BEGIN

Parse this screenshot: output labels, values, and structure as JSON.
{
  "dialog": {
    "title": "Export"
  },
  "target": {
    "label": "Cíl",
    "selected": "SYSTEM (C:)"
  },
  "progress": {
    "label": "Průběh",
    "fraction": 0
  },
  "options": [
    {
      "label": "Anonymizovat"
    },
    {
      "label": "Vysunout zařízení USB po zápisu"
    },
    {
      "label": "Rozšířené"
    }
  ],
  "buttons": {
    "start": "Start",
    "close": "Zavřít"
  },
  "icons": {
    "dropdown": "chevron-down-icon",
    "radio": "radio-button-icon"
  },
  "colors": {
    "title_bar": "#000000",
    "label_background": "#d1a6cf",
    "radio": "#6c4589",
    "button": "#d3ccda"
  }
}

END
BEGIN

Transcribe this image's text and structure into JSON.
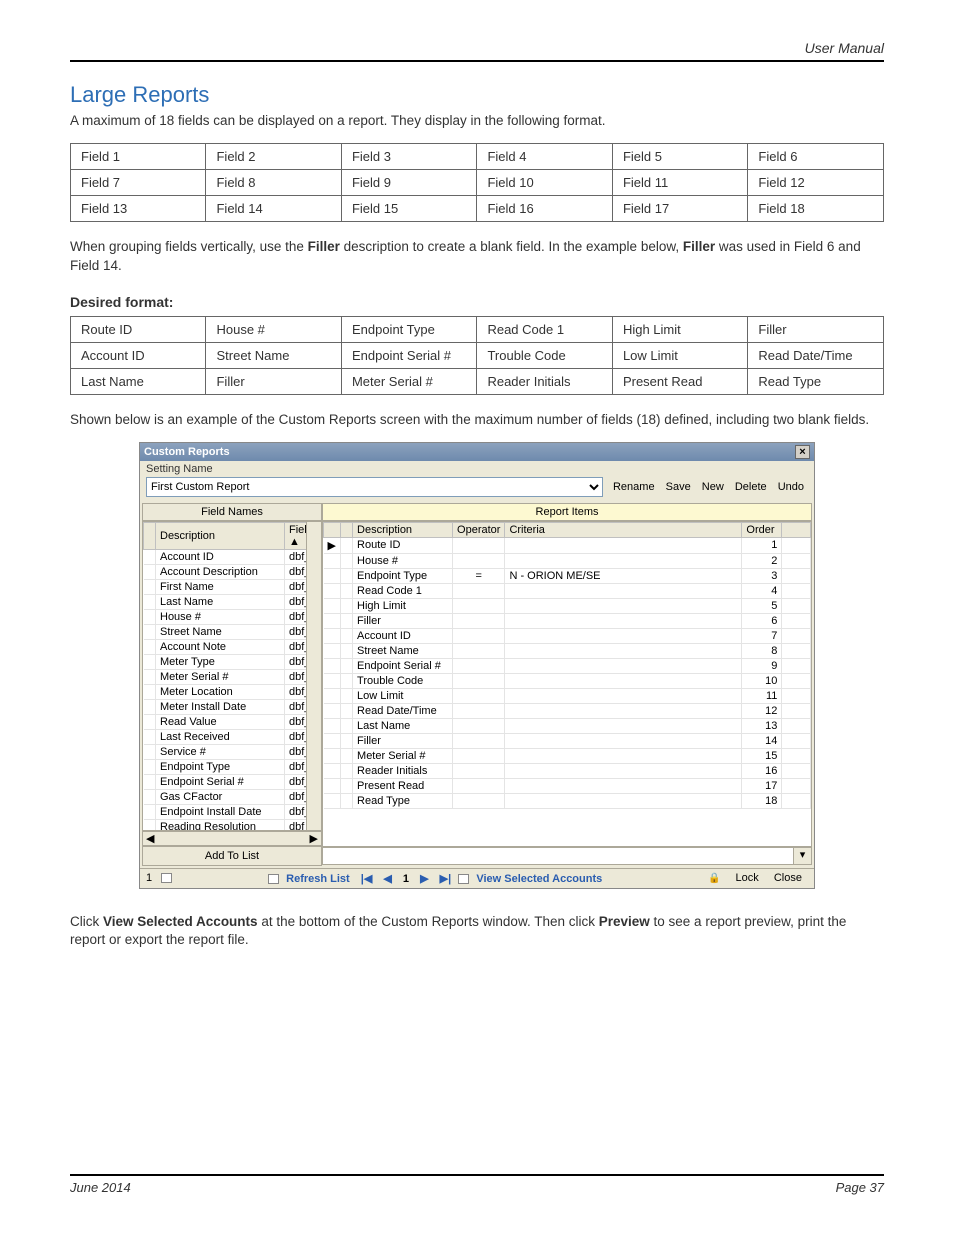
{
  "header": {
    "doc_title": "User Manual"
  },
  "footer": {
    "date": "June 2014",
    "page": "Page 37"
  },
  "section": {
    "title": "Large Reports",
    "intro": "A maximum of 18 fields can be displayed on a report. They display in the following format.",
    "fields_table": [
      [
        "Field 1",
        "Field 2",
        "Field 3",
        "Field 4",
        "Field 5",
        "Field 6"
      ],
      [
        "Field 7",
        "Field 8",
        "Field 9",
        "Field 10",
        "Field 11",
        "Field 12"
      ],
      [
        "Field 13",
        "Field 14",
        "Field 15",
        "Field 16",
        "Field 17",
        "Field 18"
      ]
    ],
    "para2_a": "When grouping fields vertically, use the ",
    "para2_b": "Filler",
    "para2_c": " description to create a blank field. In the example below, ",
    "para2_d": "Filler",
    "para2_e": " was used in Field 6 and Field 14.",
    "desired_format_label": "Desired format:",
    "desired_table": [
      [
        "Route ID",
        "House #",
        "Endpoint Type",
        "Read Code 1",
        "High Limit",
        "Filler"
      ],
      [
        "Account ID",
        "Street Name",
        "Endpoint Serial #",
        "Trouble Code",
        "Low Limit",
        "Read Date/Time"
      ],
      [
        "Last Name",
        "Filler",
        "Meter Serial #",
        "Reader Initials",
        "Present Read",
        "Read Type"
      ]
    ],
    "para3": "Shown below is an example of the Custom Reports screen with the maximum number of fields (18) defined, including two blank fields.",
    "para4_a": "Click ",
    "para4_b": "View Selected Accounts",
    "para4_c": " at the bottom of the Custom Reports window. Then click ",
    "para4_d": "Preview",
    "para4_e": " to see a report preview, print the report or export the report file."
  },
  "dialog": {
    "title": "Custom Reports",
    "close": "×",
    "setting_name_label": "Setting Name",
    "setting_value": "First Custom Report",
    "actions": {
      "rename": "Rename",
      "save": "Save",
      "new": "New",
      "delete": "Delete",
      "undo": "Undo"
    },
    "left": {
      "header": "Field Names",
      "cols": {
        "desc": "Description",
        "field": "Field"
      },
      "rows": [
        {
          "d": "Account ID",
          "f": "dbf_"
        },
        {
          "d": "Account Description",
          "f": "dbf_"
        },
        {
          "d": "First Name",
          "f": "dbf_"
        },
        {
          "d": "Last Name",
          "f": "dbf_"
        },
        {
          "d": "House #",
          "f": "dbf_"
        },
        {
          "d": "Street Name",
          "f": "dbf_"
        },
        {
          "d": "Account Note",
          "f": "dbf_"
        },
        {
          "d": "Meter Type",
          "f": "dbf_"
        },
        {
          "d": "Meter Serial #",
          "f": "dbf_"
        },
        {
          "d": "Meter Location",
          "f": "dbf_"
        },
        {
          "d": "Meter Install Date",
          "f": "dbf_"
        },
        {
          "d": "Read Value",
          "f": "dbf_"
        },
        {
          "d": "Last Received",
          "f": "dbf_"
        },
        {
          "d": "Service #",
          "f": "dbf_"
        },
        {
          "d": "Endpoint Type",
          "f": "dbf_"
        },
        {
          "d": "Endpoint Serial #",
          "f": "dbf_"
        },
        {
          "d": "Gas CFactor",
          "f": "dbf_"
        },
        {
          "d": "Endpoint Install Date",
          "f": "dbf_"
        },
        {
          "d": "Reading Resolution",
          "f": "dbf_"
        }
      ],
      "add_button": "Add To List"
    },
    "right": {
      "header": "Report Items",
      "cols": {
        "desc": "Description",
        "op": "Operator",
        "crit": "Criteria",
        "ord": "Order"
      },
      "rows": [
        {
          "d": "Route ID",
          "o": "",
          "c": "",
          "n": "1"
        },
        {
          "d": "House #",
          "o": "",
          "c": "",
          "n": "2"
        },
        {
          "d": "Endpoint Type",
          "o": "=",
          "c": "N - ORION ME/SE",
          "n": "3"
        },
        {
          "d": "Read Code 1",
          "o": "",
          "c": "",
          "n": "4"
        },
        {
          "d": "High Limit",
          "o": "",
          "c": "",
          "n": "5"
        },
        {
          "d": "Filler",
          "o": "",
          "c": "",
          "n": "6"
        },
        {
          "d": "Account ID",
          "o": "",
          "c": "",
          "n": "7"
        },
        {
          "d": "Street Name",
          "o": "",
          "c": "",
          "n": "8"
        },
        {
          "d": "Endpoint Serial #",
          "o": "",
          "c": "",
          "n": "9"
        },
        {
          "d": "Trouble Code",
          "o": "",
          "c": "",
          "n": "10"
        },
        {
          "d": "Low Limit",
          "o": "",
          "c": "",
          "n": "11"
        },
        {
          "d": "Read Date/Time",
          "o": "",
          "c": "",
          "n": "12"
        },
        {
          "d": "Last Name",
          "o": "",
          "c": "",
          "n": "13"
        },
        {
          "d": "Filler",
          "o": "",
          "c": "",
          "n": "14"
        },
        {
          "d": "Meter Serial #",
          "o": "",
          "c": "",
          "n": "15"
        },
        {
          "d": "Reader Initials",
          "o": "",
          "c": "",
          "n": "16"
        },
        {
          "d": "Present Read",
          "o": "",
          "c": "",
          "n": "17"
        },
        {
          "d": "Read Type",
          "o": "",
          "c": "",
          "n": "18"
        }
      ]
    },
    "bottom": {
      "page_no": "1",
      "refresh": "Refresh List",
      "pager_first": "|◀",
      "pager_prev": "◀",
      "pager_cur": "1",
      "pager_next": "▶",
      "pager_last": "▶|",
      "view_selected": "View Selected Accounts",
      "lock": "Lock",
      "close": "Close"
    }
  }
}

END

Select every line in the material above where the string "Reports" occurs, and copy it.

■ **Solution**:
    "title": "Large Reports",
    "para3": "Shown below is an example of the Custom Reports screen with the maximum number of fields (18) defined, including two blank fields.",
    "para4_c": " at the bottom of the Custom Reports window. Then click ",
    "title": "Custom Reports",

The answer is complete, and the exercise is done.